I am a physiologist by training, but with a deep interest in the interface of physiology with evolution, ecology and adaptation. If you wish, you can see the hairy details in my curriculum vita.
This interest has led me into an eclectic mix of research problems, including how alligators use blood to move heat around their bodies, how a bird embryo works with an incubating parent to manage heat flow through the egg, how black beetles, stone plants and trap-door spiders living in deserts manage their temperatures in the harsh environments they inhabit, and, most recently, how termites build structures to manage the physiology of their colonies. You can read about this on my research page.
For as long as I can remember, I’ve had a passionate attachment to deserts. I think this came from my growing up in
Since 1990, I have been on the faculty of the SUNY College of Environmental Science & Forestry in
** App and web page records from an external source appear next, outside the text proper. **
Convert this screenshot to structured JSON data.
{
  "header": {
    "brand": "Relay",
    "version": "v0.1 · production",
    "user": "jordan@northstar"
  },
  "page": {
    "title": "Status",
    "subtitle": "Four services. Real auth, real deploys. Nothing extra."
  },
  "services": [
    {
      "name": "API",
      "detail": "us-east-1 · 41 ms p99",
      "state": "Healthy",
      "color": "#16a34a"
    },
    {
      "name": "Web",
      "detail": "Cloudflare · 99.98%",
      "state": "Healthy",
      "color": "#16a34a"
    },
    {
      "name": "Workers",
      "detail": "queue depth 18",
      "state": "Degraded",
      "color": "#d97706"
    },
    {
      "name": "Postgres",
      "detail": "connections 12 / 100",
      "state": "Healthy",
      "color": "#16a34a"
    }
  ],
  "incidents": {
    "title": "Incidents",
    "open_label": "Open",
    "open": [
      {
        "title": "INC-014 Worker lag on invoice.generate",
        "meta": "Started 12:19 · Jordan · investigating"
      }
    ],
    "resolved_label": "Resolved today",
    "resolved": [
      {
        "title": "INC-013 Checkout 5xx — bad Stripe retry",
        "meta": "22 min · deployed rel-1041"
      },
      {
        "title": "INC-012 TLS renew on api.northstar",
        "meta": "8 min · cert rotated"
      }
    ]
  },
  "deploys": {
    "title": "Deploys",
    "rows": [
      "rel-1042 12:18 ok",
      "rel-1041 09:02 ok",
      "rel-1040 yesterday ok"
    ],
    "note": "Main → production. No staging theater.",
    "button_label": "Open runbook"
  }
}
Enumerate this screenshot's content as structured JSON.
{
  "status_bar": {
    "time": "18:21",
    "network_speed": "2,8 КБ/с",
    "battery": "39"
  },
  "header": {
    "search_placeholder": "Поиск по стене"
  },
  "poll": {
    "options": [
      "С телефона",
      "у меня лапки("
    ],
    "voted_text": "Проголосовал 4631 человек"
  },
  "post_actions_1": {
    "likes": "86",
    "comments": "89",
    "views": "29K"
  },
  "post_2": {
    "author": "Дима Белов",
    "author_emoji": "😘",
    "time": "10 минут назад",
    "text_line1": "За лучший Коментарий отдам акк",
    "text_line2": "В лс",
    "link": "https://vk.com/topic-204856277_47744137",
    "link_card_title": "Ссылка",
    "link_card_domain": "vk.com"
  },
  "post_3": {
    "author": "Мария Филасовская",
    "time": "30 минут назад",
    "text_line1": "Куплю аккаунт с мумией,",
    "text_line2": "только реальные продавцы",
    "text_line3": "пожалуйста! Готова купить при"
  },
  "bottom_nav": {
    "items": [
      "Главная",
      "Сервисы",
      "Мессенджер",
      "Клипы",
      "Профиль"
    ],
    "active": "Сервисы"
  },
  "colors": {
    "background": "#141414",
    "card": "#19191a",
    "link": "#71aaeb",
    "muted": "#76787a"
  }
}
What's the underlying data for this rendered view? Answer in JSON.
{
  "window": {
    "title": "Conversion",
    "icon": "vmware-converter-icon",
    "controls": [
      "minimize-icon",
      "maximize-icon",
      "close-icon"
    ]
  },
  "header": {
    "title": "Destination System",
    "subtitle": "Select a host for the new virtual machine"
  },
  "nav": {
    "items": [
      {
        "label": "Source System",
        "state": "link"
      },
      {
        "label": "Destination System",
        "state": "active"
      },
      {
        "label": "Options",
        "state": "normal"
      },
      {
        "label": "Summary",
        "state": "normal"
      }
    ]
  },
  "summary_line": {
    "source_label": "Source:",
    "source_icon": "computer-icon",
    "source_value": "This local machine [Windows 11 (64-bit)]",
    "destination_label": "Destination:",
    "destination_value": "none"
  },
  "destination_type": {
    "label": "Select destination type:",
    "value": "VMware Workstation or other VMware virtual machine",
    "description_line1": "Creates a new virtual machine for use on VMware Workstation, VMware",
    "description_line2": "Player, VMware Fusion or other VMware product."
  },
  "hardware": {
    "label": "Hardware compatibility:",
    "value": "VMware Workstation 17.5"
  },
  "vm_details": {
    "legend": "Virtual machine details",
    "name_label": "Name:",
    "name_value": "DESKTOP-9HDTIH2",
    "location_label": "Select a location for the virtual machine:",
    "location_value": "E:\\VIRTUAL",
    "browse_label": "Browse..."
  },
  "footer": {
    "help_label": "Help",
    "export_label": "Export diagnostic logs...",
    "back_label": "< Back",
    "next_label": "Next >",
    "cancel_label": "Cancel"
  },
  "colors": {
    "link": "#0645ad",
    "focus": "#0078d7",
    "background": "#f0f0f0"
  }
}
My philosophy of both teaching and research is to always ask the radical question. Nothing arouses my suspicion more readily than consensus: by the time wisdom has become conventional, it’s a safe bet that it has accumulated sufficient baggage to hold some interesting errors in there somewhere. The job of people like me, I believe, is to ferret those out: it’s the only way we can grow intellectually.
This contarian streak has led me to write two books that I am very proud of, one on why animals build things, and the other on the problem of design in biology. You can read more about them, and some of my other publications, on my publications page.
It has also led me on a long odyssey to the political right, to the amusement (and sometimes dismay) of friends and colleagues. Among other things, this odyssey has led me into another of my curious obsessions: the grave threat facing intellectual freedom in the modern world. This threat is, I believe, pervasive. Paradoxically, nowhere is the threat graver than the very place that should be defending it most strenuously: the academy. You can read more about this on my blog, if you wish.